TASK INPUT.
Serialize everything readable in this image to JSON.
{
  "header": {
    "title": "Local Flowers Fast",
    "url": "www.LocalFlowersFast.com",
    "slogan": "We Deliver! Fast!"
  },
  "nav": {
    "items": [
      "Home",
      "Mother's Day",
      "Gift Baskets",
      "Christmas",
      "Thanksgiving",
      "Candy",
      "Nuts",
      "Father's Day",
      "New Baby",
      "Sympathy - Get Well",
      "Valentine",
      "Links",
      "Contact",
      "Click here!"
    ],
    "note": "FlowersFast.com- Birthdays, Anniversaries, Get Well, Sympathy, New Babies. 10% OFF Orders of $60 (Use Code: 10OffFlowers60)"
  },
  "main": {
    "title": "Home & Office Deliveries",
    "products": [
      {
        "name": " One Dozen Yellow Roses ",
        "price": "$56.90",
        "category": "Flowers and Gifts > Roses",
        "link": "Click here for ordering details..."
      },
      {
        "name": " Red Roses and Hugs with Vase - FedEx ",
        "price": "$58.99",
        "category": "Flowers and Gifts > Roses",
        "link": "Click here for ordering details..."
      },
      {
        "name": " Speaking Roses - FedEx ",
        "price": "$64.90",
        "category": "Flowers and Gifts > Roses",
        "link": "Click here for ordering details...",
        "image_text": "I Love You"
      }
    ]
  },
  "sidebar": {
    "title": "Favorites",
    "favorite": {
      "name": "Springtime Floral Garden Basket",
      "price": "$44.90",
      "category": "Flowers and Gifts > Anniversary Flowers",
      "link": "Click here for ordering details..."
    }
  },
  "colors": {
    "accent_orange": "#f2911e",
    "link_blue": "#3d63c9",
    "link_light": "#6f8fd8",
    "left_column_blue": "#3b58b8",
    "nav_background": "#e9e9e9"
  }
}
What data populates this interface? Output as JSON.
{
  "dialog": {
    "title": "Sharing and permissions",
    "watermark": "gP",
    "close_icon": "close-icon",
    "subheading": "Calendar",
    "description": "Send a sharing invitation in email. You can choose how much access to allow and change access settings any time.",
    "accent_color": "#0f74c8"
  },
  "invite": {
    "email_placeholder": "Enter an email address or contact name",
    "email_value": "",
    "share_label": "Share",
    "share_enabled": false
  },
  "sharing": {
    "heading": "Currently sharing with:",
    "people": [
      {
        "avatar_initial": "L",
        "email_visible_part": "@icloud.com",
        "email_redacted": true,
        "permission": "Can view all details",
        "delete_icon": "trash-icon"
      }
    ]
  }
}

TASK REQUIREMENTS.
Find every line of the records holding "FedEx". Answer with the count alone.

RESPONSE TO THIS EXERCISE.
2